EXERCISE INSTRUCTIONS.
Only lines containing the string "label" belong in the answer; copy all of them from the entries.

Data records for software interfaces
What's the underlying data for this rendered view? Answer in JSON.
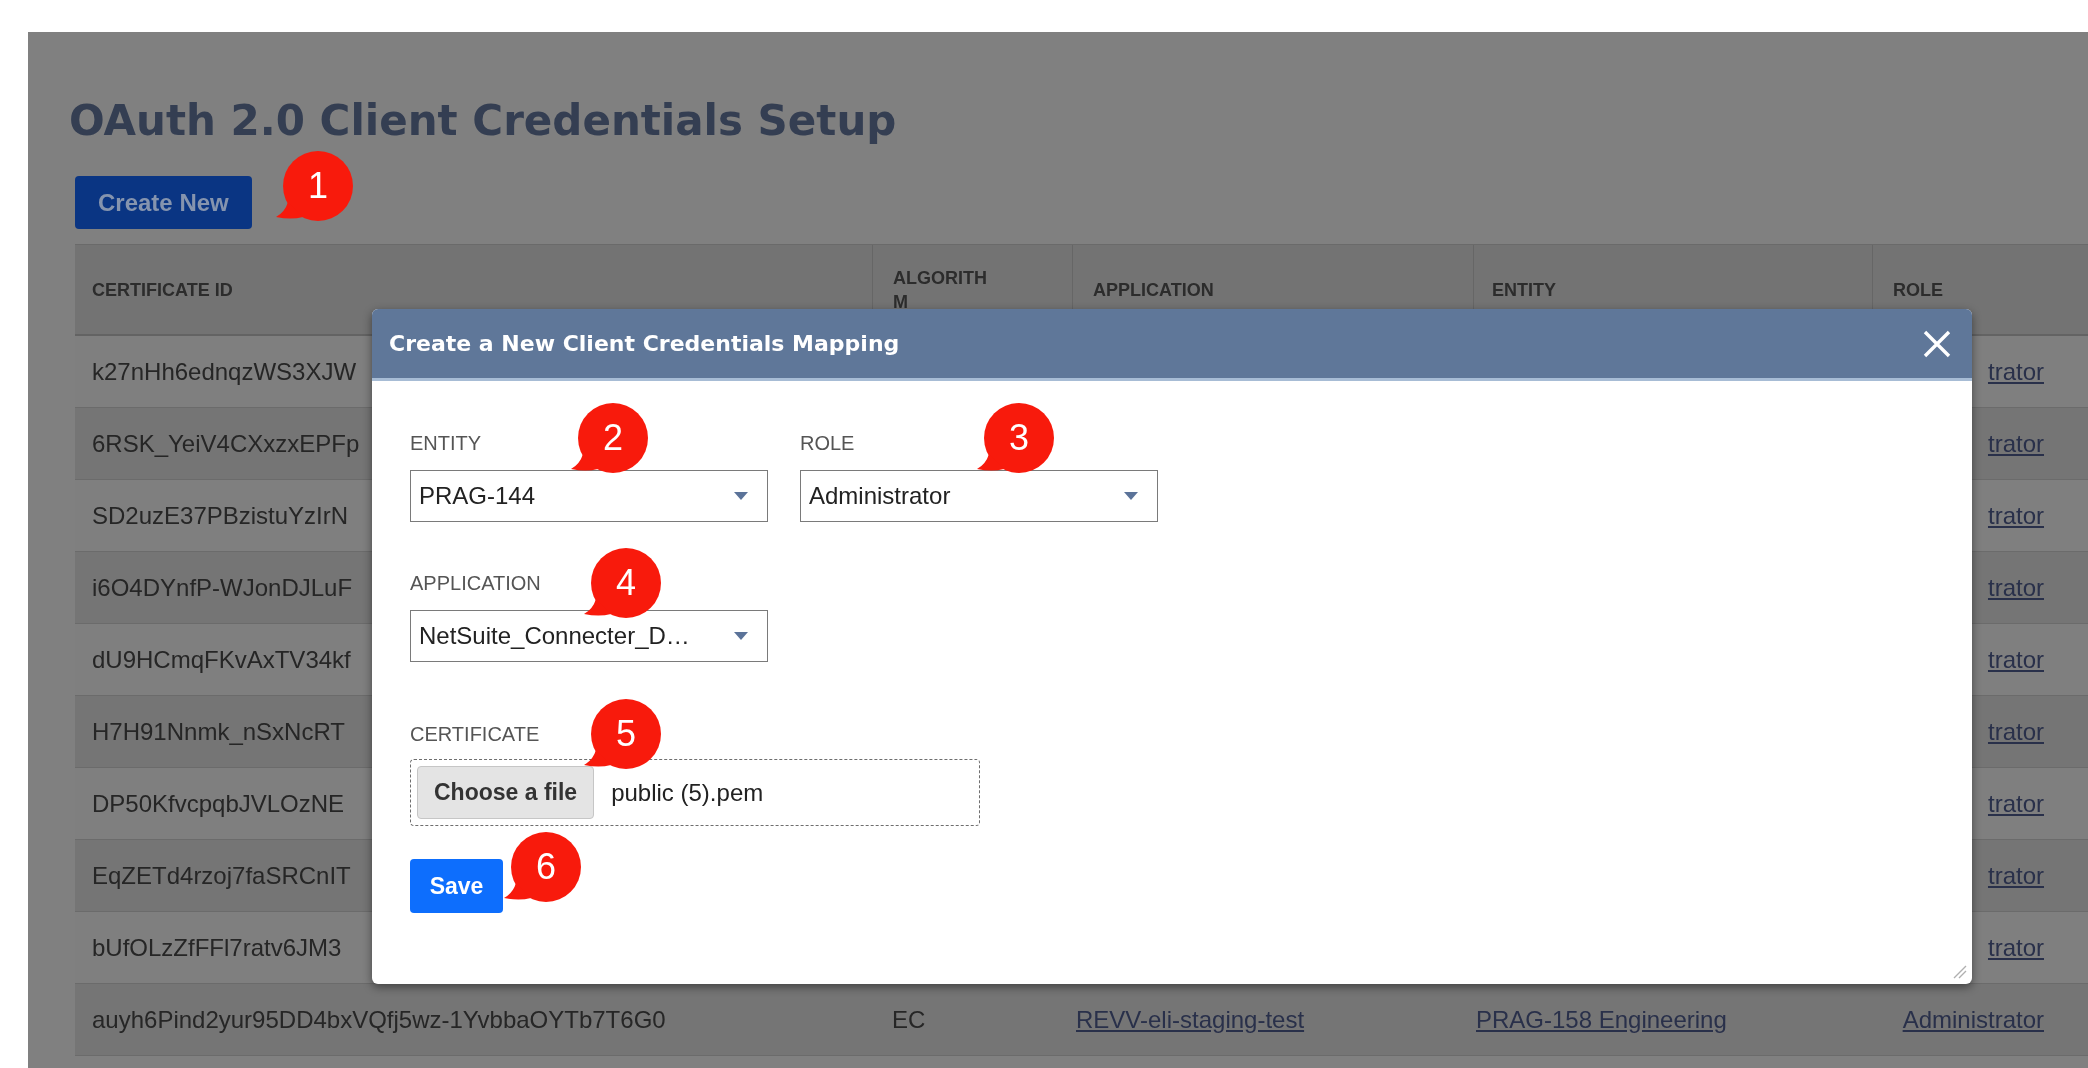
{
  "page": {
    "title": "OAuth 2.0 Client Credentials Setup",
    "create_button": "Create New"
  },
  "table": {
    "columns": [
      "CERTIFICATE ID",
      "ALGORITHM",
      "APPLICATION",
      "ENTITY",
      "ROLE"
    ],
    "rows": [
      {
        "certificate_id": "k27nHh6ednqzWS3XJW",
        "role": "trator"
      },
      {
        "certificate_id": "6RSK_YeiV4CXxzxEPFp",
        "role": "trator"
      },
      {
        "certificate_id": "SD2uzE37PBzistuYzIrN",
        "role": "trator"
      },
      {
        "certificate_id": "i6O4DYnfP-WJonDJLuF",
        "role": "trator"
      },
      {
        "certificate_id": "dU9HCmqFKvAxTV34kf",
        "role": "trator"
      },
      {
        "certificate_id": "H7H91Nnmk_nSxNcRT",
        "role": "trator"
      },
      {
        "certificate_id": "DP50KfvcpqbJVLOzNE",
        "role": "trator"
      },
      {
        "certificate_id": "EqZETd4rzoj7faSRCnIT",
        "role": "trator"
      },
      {
        "certificate_id": "bUfOLzZfFFl7ratv6JM3",
        "role": "trator"
      },
      {
        "certificate_id": "auyh6Pind2yur95DD4bxVQfj5wz-1YvbbaOYTb7T6G0",
        "algorithm": "EC",
        "application": "REVV-eli-staging-test",
        "entity": "PRAG-158 Engineering",
        "role": "Administrator"
      }
    ]
  },
  "dialog": {
    "title": "Create a New Client Credentials Mapping",
    "rows": [
      {
        "fields": [
          {
            "kind": "select",
            "label": "ENTITY",
            "value": "PRAG-144"
          },
          {
            "kind": "select",
            "label": "ROLE",
            "value": "Administrator"
          }
        ]
      },
      {
        "fields": [
          {
            "kind": "select",
            "label": "APPLICATION",
            "value": "NetSuite_Connecter_D…"
          }
        ]
      },
      {
        "fields": [
          {
            "kind": "file",
            "label": "CERTIFICATE",
            "button": "Choose a file",
            "value": "public (5).pem"
          }
        ]
      }
    ],
    "save_button": "Save"
  },
  "callouts": [
    "1",
    "2",
    "3",
    "4",
    "5",
    "6"
  ]
}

OUTPUT FOR THIS EXERCISE.
            "label": "ENTITY",
            "label": "ROLE",
            "label": "APPLICATION",
            "label": "CERTIFICATE",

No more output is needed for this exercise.